[Records from a dataset]
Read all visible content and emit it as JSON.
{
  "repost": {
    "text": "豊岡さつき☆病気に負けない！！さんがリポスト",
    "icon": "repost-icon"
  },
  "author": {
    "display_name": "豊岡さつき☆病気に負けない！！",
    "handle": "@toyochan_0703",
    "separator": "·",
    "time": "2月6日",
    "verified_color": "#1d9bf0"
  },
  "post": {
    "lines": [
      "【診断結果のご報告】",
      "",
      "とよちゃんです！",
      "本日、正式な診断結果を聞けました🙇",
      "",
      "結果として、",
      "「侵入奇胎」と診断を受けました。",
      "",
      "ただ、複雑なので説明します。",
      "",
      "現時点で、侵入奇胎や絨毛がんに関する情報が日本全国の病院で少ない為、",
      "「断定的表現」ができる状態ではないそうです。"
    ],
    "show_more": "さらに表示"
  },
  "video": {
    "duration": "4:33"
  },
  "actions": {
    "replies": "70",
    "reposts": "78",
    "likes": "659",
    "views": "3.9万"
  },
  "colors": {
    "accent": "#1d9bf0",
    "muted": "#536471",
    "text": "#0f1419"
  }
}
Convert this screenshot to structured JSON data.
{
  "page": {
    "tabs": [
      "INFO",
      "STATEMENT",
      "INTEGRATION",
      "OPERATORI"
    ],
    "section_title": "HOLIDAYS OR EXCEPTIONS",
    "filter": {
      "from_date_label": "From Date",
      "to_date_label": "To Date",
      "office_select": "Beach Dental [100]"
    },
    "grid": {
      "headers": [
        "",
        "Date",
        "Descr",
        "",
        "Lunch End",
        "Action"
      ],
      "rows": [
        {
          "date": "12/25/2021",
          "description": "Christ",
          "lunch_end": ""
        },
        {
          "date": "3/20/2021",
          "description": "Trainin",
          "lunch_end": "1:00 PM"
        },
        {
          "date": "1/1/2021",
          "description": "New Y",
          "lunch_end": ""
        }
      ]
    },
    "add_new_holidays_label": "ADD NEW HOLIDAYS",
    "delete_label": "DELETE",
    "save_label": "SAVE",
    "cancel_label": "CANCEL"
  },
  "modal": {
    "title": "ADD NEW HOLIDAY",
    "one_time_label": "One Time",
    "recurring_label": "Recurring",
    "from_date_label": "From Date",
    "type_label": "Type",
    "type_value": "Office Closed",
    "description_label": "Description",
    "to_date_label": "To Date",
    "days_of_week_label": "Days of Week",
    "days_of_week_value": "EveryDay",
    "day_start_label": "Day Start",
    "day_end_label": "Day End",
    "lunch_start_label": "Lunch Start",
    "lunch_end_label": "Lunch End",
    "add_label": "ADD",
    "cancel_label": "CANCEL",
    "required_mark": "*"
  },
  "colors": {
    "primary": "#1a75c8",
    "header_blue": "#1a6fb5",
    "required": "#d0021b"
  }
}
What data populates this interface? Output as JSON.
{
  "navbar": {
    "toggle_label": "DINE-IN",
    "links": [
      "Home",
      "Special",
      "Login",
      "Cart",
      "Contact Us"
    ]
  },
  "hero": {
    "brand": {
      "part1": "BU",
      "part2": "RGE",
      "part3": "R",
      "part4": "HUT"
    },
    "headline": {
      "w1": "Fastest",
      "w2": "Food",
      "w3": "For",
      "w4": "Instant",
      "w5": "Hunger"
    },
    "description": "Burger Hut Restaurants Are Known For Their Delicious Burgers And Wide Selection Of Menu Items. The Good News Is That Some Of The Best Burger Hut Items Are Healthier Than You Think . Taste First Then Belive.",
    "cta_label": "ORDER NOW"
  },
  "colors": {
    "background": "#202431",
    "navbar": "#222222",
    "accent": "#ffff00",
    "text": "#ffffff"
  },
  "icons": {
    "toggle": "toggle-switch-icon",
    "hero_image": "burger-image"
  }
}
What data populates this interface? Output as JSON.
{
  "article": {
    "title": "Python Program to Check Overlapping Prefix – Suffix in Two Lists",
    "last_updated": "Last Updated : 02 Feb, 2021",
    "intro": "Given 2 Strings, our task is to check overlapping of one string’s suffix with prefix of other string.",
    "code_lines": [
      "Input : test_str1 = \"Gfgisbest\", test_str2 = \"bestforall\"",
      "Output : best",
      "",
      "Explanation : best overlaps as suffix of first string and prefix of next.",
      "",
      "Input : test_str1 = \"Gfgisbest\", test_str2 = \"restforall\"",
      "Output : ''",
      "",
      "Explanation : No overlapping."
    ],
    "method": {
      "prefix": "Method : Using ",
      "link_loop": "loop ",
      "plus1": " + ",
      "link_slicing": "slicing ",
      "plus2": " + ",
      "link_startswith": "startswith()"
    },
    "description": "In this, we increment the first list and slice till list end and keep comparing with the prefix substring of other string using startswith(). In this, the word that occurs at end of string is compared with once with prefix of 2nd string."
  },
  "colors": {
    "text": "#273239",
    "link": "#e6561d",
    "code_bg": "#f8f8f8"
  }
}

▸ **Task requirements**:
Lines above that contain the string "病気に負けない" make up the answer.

▸ **Solution for this task**:
    "text": "豊岡さつき☆病気に負けない！！さんがリポスト",
    "display_name": "豊岡さつき☆病気に負けない！！",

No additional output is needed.